[INPUT MATERIAL — start]

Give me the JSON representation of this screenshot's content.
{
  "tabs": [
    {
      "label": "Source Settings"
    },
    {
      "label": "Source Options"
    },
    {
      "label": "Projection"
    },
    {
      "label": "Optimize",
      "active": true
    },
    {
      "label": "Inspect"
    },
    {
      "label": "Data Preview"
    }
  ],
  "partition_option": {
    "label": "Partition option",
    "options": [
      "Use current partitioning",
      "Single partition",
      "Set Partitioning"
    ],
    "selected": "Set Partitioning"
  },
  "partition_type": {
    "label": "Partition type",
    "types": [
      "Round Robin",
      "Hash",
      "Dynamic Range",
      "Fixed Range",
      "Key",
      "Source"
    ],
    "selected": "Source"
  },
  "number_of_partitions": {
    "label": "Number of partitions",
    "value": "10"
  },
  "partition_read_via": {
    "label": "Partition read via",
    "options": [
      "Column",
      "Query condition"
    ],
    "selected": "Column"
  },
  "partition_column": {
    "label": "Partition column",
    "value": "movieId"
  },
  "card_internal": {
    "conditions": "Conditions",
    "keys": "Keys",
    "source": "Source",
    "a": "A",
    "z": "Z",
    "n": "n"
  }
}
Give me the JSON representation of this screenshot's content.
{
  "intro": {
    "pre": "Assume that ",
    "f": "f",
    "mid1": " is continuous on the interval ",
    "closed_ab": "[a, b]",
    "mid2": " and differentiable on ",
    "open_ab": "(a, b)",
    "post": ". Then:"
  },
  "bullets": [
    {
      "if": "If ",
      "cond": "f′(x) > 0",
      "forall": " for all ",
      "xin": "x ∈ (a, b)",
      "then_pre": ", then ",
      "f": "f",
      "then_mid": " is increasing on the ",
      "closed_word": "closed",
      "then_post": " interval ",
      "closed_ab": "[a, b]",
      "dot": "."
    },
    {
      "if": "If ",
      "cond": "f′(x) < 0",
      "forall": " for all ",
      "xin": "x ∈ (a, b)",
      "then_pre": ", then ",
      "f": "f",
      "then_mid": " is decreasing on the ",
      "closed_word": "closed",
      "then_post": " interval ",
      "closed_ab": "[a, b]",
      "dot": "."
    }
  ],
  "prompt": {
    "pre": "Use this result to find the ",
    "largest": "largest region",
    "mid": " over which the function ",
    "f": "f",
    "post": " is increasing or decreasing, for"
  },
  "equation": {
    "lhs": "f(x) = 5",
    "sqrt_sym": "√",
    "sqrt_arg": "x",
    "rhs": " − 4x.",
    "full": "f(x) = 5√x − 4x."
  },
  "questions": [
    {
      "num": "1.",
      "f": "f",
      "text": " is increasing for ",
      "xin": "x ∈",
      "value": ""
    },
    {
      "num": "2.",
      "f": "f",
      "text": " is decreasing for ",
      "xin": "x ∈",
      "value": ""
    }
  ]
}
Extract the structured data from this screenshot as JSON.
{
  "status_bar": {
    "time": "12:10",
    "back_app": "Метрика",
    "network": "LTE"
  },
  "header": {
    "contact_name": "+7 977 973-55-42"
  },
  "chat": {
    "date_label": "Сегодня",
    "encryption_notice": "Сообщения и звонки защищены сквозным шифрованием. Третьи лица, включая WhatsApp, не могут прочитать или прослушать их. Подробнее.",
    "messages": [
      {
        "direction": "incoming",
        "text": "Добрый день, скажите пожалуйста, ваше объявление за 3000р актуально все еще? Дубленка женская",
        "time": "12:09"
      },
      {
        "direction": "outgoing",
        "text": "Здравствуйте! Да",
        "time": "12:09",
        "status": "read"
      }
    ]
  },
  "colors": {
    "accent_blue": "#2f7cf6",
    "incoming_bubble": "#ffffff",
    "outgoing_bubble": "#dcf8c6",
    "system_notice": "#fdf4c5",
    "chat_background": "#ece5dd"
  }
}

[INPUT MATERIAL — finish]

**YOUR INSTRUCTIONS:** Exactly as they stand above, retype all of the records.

**EXERCISE RESULT:**
Give me the JSON representation of this screenshot's content.
{
  "tabs": [
    {
      "label": "Source Settings"
    },
    {
      "label": "Source Options"
    },
    {
      "label": "Projection"
    },
    {
      "label": "Optimize",
      "active": true
    },
    {
      "label": "Inspect"
    },
    {
      "label": "Data Preview"
    }
  ],
  "partition_option": {
    "label": "Partition option",
    "options": [
      "Use current partitioning",
      "Single partition",
      "Set Partitioning"
    ],
    "selected": "Set Partitioning"
  },
  "partition_type": {
    "label": "Partition type",
    "types": [
      "Round Robin",
      "Hash",
      "Dynamic Range",
      "Fixed Range",
      "Key",
      "Source"
    ],
    "selected": "Source"
  },
  "number_of_partitions": {
    "label": "Number of partitions",
    "value": "10"
  },
  "partition_read_via": {
    "label": "Partition read via",
    "options": [
      "Column",
      "Query condition"
    ],
    "selected": "Column"
  },
  "partition_column": {
    "label": "Partition column",
    "value": "movieId"
  },
  "card_internal": {
    "conditions": "Conditions",
    "keys": "Keys",
    "source": "Source",
    "a": "A",
    "z": "Z",
    "n": "n"
  }
}
Give me the JSON representation of this screenshot's content.
{
  "intro": {
    "pre": "Assume that ",
    "f": "f",
    "mid1": " is continuous on the interval ",
    "closed_ab": "[a, b]",
    "mid2": " and differentiable on ",
    "open_ab": "(a, b)",
    "post": ". Then:"
  },
  "bullets": [
    {
      "if": "If ",
      "cond": "f′(x) > 0",
      "forall": " for all ",
      "xin": "x ∈ (a, b)",
      "then_pre": ", then ",
      "f": "f",
      "then_mid": " is increasing on the ",
      "closed_word": "closed",
      "then_post": " interval ",
      "closed_ab": "[a, b]",
      "dot": "."
    },
    {
      "if": "If ",
      "cond": "f′(x) < 0",
      "forall": " for all ",
      "xin": "x ∈ (a, b)",
      "then_pre": ", then ",
      "f": "f",
      "then_mid": " is decreasing on the ",
      "closed_word": "closed",
      "then_post": " interval ",
      "closed_ab": "[a, b]",
      "dot": "."
    }
  ],
  "prompt": {
    "pre": "Use this result to find the ",
    "largest": "largest region",
    "mid": " over which the function ",
    "f": "f",
    "post": " is increasing or decreasing, for"
  },
  "equation": {
    "lhs": "f(x) = 5",
    "sqrt_sym": "√",
    "sqrt_arg": "x",
    "rhs": " − 4x.",
    "full": "f(x) = 5√x − 4x."
  },
  "questions": [
    {
      "num": "1.",
      "f": "f",
      "text": " is increasing for ",
      "xin": "x ∈",
      "value": ""
    },
    {
      "num": "2.",
      "f": "f",
      "text": " is decreasing for ",
      "xin": "x ∈",
      "value": ""
    }
  ]
}
Extract the structured data from this screenshot as JSON.
{
  "status_bar": {
    "time": "12:10",
    "back_app": "Метрика",
    "network": "LTE"
  },
  "header": {
    "contact_name": "+7 977 973-55-42"
  },
  "chat": {
    "date_label": "Сегодня",
    "encryption_notice": "Сообщения и звонки защищены сквозным шифрованием. Третьи лица, включая WhatsApp, не могут прочитать или прослушать их. Подробнее.",
    "messages": [
      {
        "direction": "incoming",
        "text": "Добрый день, скажите пожалуйста, ваше объявление за 3000р актуально все еще? Дубленка женская",
        "time": "12:09"
      },
      {
        "direction": "outgoing",
        "text": "Здравствуйте! Да",
        "time": "12:09",
        "status": "read"
      }
    ]
  },
  "colors": {
    "accent_blue": "#2f7cf6",
    "incoming_bubble": "#ffffff",
    "outgoing_bubble": "#dcf8c6",
    "system_notice": "#fdf4c5",
    "chat_background": "#ece5dd"
  }
}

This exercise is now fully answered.